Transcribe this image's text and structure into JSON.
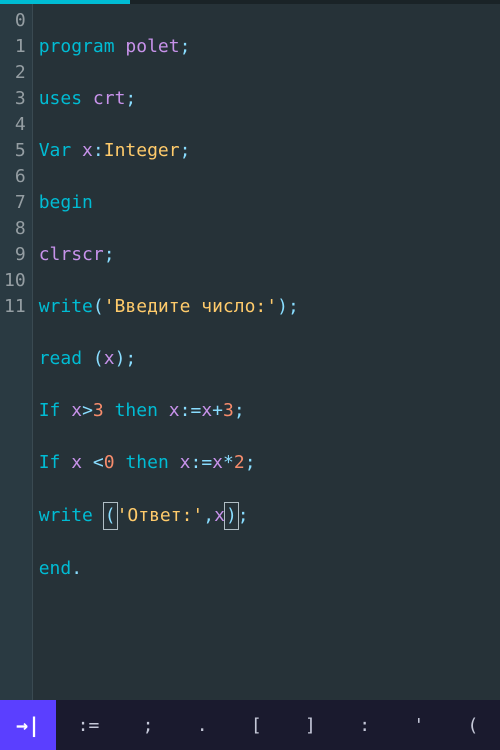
{
  "gutter": [
    "0",
    "1",
    "2",
    "3",
    "4",
    "5",
    "6",
    "7",
    "8",
    "9",
    "10",
    "11"
  ],
  "code": {
    "l0": {
      "kw": "program",
      "id": "polet",
      "semi": ";"
    },
    "l1": {
      "kw": "uses",
      "id": "crt",
      "semi": ";"
    },
    "l2": {
      "kw": "Var",
      "id": "x",
      "colon": ":",
      "type": "Integer",
      "semi": ";"
    },
    "l3": {
      "kw": "begin"
    },
    "l4": {
      "id": "clrscr",
      "semi": ";"
    },
    "l5": {
      "fn": "write",
      "lp": "(",
      "str": "'Введите число:'",
      "rp": ")",
      "semi": ";"
    },
    "l6": {
      "fn": "read",
      "sp": " ",
      "lp": "(",
      "id": "x",
      "rp": ")",
      "semi": ";"
    },
    "l7": {
      "kw1": "If",
      "id1": "x",
      "op1": ">",
      "n1": "3",
      "kw2": "then",
      "id2": "x",
      "op2": ":=",
      "id3": "x",
      "op3": "+",
      "n2": "3",
      "semi": ";"
    },
    "l8": {
      "kw1": "If",
      "id1": "x",
      "sp": " ",
      "op1": "<",
      "n1": "0",
      "kw2": "then",
      "id2": "x",
      "op2": ":=",
      "id3": "x",
      "op3": "*",
      "n2": "2",
      "semi": ";"
    },
    "l9": {
      "fn": "write",
      "sp": " ",
      "lp": "(",
      "str": "'Ответ:'",
      "comma": ",",
      "id": "x",
      "rp": ")",
      "semi": ";"
    },
    "l10": {
      "kw": "end",
      "dot": "."
    }
  },
  "toolbar": {
    "tab_icon": "→|",
    "symbols": [
      ":=",
      ";",
      ".",
      "[",
      "]",
      ":",
      "'",
      "("
    ]
  }
}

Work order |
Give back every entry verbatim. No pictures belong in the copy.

Finished exercise |
Transcribe this image's text and structure into JSON.
{
  "gutter": [
    "0",
    "1",
    "2",
    "3",
    "4",
    "5",
    "6",
    "7",
    "8",
    "9",
    "10",
    "11"
  ],
  "code": {
    "l0": {
      "kw": "program",
      "id": "polet",
      "semi": ";"
    },
    "l1": {
      "kw": "uses",
      "id": "crt",
      "semi": ";"
    },
    "l2": {
      "kw": "Var",
      "id": "x",
      "colon": ":",
      "type": "Integer",
      "semi": ";"
    },
    "l3": {
      "kw": "begin"
    },
    "l4": {
      "id": "clrscr",
      "semi": ";"
    },
    "l5": {
      "fn": "write",
      "lp": "(",
      "str": "'Введите число:'",
      "rp": ")",
      "semi": ";"
    },
    "l6": {
      "fn": "read",
      "sp": " ",
      "lp": "(",
      "id": "x",
      "rp": ")",
      "semi": ";"
    },
    "l7": {
      "kw1": "If",
      "id1": "x",
      "op1": ">",
      "n1": "3",
      "kw2": "then",
      "id2": "x",
      "op2": ":=",
      "id3": "x",
      "op3": "+",
      "n2": "3",
      "semi": ";"
    },
    "l8": {
      "kw1": "If",
      "id1": "x",
      "sp": " ",
      "op1": "<",
      "n1": "0",
      "kw2": "then",
      "id2": "x",
      "op2": ":=",
      "id3": "x",
      "op3": "*",
      "n2": "2",
      "semi": ";"
    },
    "l9": {
      "fn": "write",
      "sp": " ",
      "lp": "(",
      "str": "'Ответ:'",
      "comma": ",",
      "id": "x",
      "rp": ")",
      "semi": ";"
    },
    "l10": {
      "kw": "end",
      "dot": "."
    }
  },
  "toolbar": {
    "tab_icon": "→|",
    "symbols": [
      ":=",
      ";",
      ".",
      "[",
      "]",
      ":",
      "'",
      "("
    ]
  }
}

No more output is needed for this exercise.